Goal of the exercise — Select from the records below every line that has the word "series" in it.

Interface dataset entries —
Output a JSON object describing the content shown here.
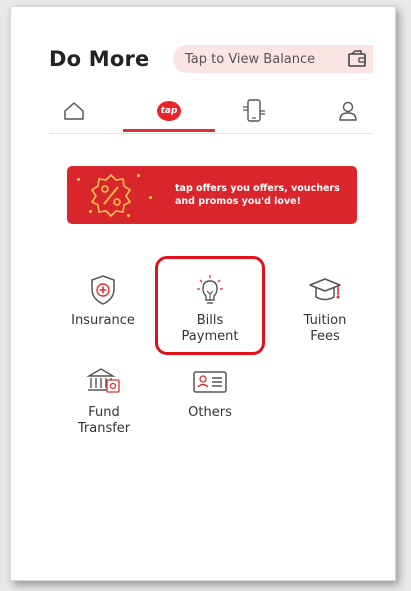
{
  "header": {
    "title": "Do More",
    "balance_label": "Tap to View Balance"
  },
  "tabs": [
    {
      "name": "home",
      "icon": "home-icon"
    },
    {
      "name": "tap",
      "icon": "tap-logo",
      "label": "tap",
      "active": true
    },
    {
      "name": "phone",
      "icon": "phone-icon"
    },
    {
      "name": "profile",
      "icon": "user-icon"
    }
  ],
  "banner": {
    "text_line1": "tap offers you offers, vouchers",
    "text_line2": "and promos you'd love!",
    "icon": "percent-badge-icon"
  },
  "services": [
    {
      "label_line1": "Insurance",
      "label_line2": "",
      "icon": "shield-plus-icon"
    },
    {
      "label_line1": "Bills",
      "label_line2": "Payment",
      "icon": "lightbulb-icon",
      "highlighted": true
    },
    {
      "label_line1": "Tuition",
      "label_line2": "Fees",
      "icon": "graduation-cap-icon"
    },
    {
      "label_line1": "Fund",
      "label_line2": "Transfer",
      "icon": "bank-transfer-icon"
    },
    {
      "label_line1": "Others",
      "label_line2": "",
      "icon": "id-card-icon"
    }
  ],
  "colors": {
    "accent": "#e03030",
    "banner": "#d9262c",
    "pill": "#fbe4e4"
  }
}
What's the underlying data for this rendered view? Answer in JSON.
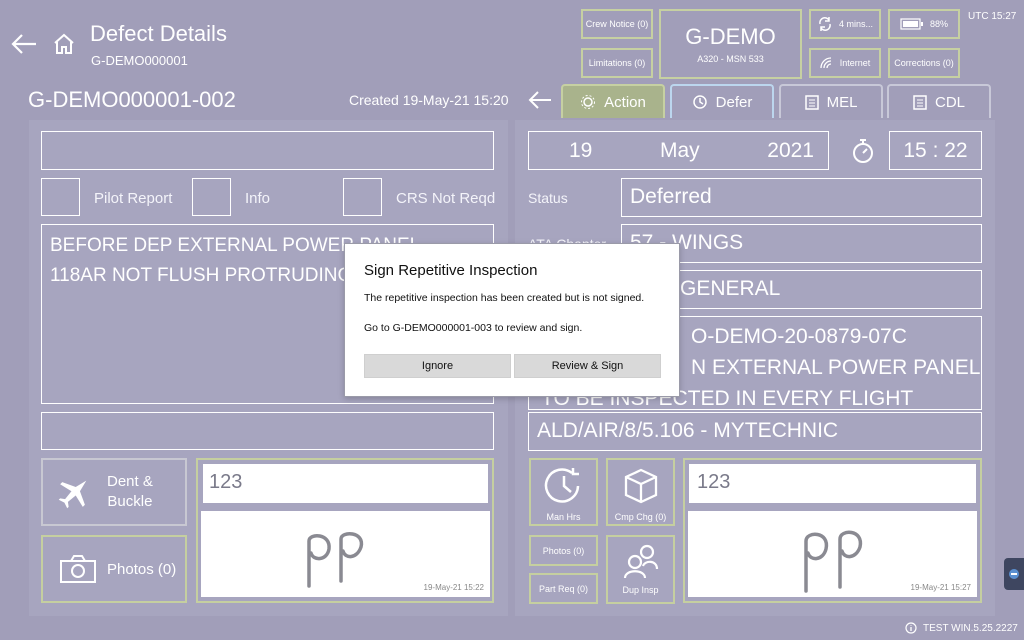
{
  "header": {
    "title": "Defect Details",
    "subtitle": "G-DEMO000001",
    "defect_id": "G-DEMO000001-002",
    "created": "Created 19-May-21 15:20",
    "utc": "UTC 15:27",
    "crew_notice": "Crew Notice (0)",
    "limitations": "Limitations (0)",
    "aircraft_reg": "G-DEMO",
    "aircraft_type": "A320 - MSN 533",
    "sync": "4 mins...",
    "battery": "88%",
    "internet": "Internet",
    "corrections": "Corrections (0)"
  },
  "tabs": [
    {
      "label": "Action",
      "icon": "gear-icon"
    },
    {
      "label": "Defer",
      "icon": "clock-arrow-icon"
    },
    {
      "label": "MEL",
      "icon": "clipboard-icon"
    },
    {
      "label": "CDL",
      "icon": "clipboard-icon"
    }
  ],
  "left": {
    "checkboxes": [
      "Pilot Report",
      "Info",
      "CRS Not Reqd"
    ],
    "description_line1": "BEFORE DEP EXTERNAL POWER PANEL",
    "description_line2": "118AR NOT FLUSH PROTRUDING",
    "dent_buckle": "Dent &",
    "dent_buckle_2": "Buckle",
    "photos": "Photos (0)",
    "auth_code": "123",
    "signature_time": "19-May-21 15:22"
  },
  "right": {
    "day": "19",
    "month": "May",
    "year": "2021",
    "time": "15 : 22",
    "status_label": "Status",
    "status_value": "Deferred",
    "ata_label": "ATA Chapter",
    "ata_value": "57 - WINGS",
    "ata_sub": "GENERAL",
    "text_line1": "O-DEMO-20-0879-07C",
    "text_line2": "N EXTERNAL POWER PANEL",
    "text_line3": "TO BE INSPECTED IN EVERY FLIGHT",
    "reference": "ALD/AIR/8/5.106 - MYTECHNIC",
    "man_hrs": "Man Hrs",
    "cmp_chg": "Cmp Chg (0)",
    "photos": "Photos (0)",
    "part_req": "Part Req (0)",
    "dup_insp": "Dup Insp",
    "auth_code": "123",
    "signature_time": "19-May-21 15:27"
  },
  "dialog": {
    "title": "Sign Repetitive Inspection",
    "message1": "The repetitive inspection has been created but is not signed.",
    "message2": "Go to G-DEMO000001-003 to review and sign.",
    "ignore": "Ignore",
    "review_sign": "Review & Sign"
  },
  "footer": {
    "version": "TEST WIN.5.25.2227"
  }
}
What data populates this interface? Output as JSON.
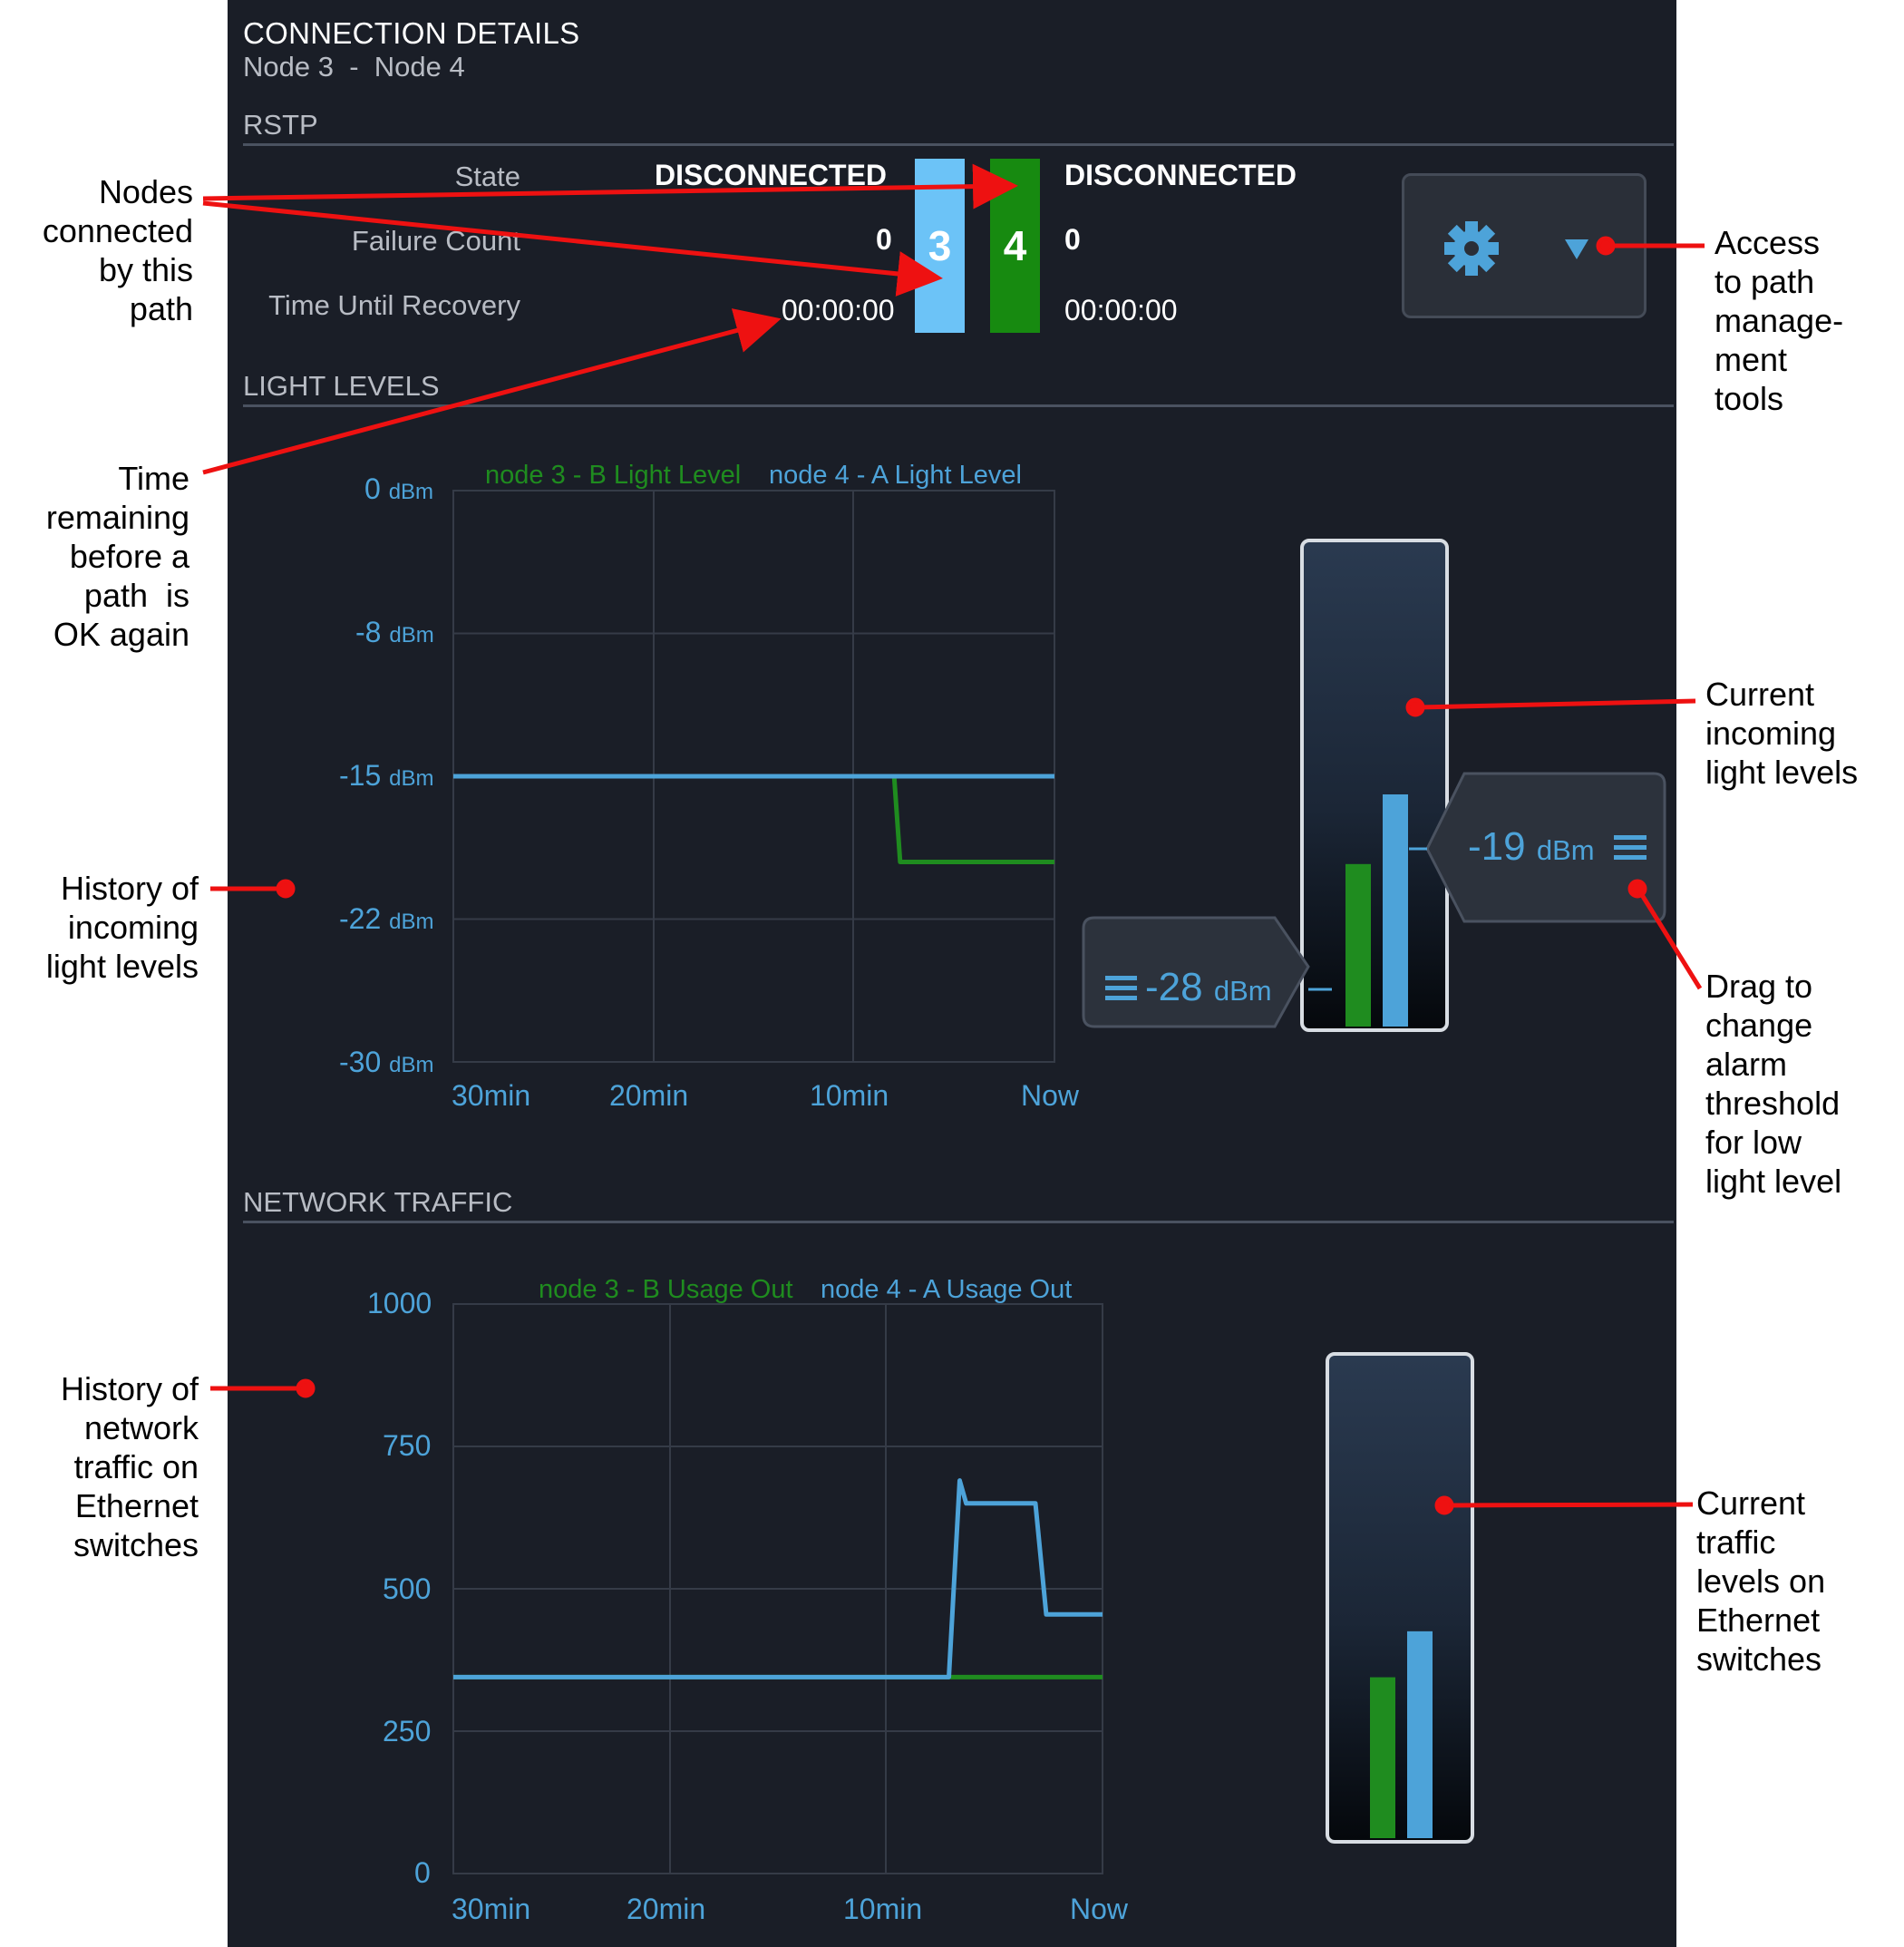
{
  "header": {
    "title": "CONNECTION DETAILS",
    "subtitle": "Node 3  -  Node 4"
  },
  "rstp": {
    "section_title": "RSTP",
    "labels": {
      "state": "State",
      "failure_count": "Failure Count",
      "time_until_recovery": "Time Until Recovery"
    },
    "left": {
      "state": "DISCONNECTED",
      "failure_count": "0",
      "time_until_recovery": "00:00:00"
    },
    "right": {
      "state": "DISCONNECTED",
      "failure_count": "0",
      "time_until_recovery": "00:00:00"
    },
    "nodes": [
      {
        "number": "3",
        "color": "#6cc3f7"
      },
      {
        "number": "4",
        "color": "#178a10"
      }
    ],
    "tools": {
      "icons": [
        "gear-icon",
        "dropdown-arrow-icon"
      ]
    }
  },
  "light_levels": {
    "section_title": "LIGHT LEVELS",
    "legend": [
      "node 3 - B Light Level",
      "node 4 - A Light Level"
    ],
    "unit": "dBm",
    "y_ticks": [
      "0",
      "-8",
      "-15",
      "-22",
      "-30"
    ],
    "x_ticks": [
      "30min",
      "20min",
      "10min",
      "Now"
    ],
    "low_alarm": {
      "value": "-28",
      "unit": "dBm"
    },
    "high_alarm": {
      "value": "-19",
      "unit": "dBm"
    }
  },
  "network_traffic": {
    "section_title": "NETWORK TRAFFIC",
    "legend": [
      "node 3 - B Usage Out",
      "node 4 - A Usage Out"
    ],
    "y_ticks": [
      "1000",
      "750",
      "500",
      "250",
      "0"
    ],
    "x_ticks": [
      "30min",
      "20min",
      "10min",
      "Now"
    ]
  },
  "chart_data": [
    {
      "type": "line",
      "xlabel": "",
      "ylabel": "",
      "x": [
        "30min",
        "20min",
        "10min",
        "Now"
      ],
      "ylim": [
        -30,
        0
      ],
      "series": [
        {
          "name": "node 3 - B Light Level",
          "color": "#1f8c1f",
          "points": [
            [
              30,
              -15
            ],
            [
              8,
              -15
            ],
            [
              7.7,
              -19.5
            ],
            [
              0,
              -19.5
            ]
          ]
        },
        {
          "name": "node 4 - A Light Level",
          "color": "#4da3d9",
          "points": [
            [
              30,
              -15
            ],
            [
              0,
              -15
            ]
          ]
        }
      ],
      "current_bars": [
        {
          "series": "node 3 - B Light Level",
          "value": -19.5
        },
        {
          "series": "node 4 - A Light Level",
          "value": -15
        }
      ]
    },
    {
      "type": "line",
      "xlabel": "",
      "ylabel": "",
      "x": [
        "30min",
        "20min",
        "10min",
        "Now"
      ],
      "ylim": [
        0,
        1000
      ],
      "series": [
        {
          "name": "node 3 - B Usage Out",
          "color": "#1f8c1f",
          "points": [
            [
              30,
              345
            ],
            [
              0,
              345
            ]
          ]
        },
        {
          "name": "node 4 - A Usage Out",
          "color": "#4da3d9",
          "points": [
            [
              30,
              345
            ],
            [
              7.1,
              345
            ],
            [
              6.6,
              690
            ],
            [
              6.3,
              650
            ],
            [
              3.1,
              650
            ],
            [
              2.6,
              455
            ],
            [
              0,
              455
            ]
          ]
        }
      ],
      "current_bars": [
        {
          "series": "node 3 - B Usage Out",
          "value": 350
        },
        {
          "series": "node 4 - A Usage Out",
          "value": 450
        }
      ]
    }
  ],
  "annotations": {
    "nodes": "Nodes\nconnected\nby this\npath",
    "time": "Time\nremaining\nbefore a\npath  is\nOK again",
    "history_light": "History of\nincoming\nlight levels",
    "history_traffic": "History of\nnetwork\ntraffic on\nEthernet\nswitches",
    "access": "Access\nto path\nmanage-\nment\ntools",
    "current_light": "Current\nincoming\nlight levels",
    "drag": "Drag to\nchange\nalarm\nthreshold\nfor low\nlight level",
    "current_traffic": "Current\ntraffic\nlevels on\nEthernet\nswitches"
  }
}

Answer for this exercise —
      "series": [
          "series": "node 3 - B Light Level",
          "series": "node 4 - A Light Level",
      "series": [
          "series": "node 3 - B Usage Out",
          "series": "node 4 - A Usage Out",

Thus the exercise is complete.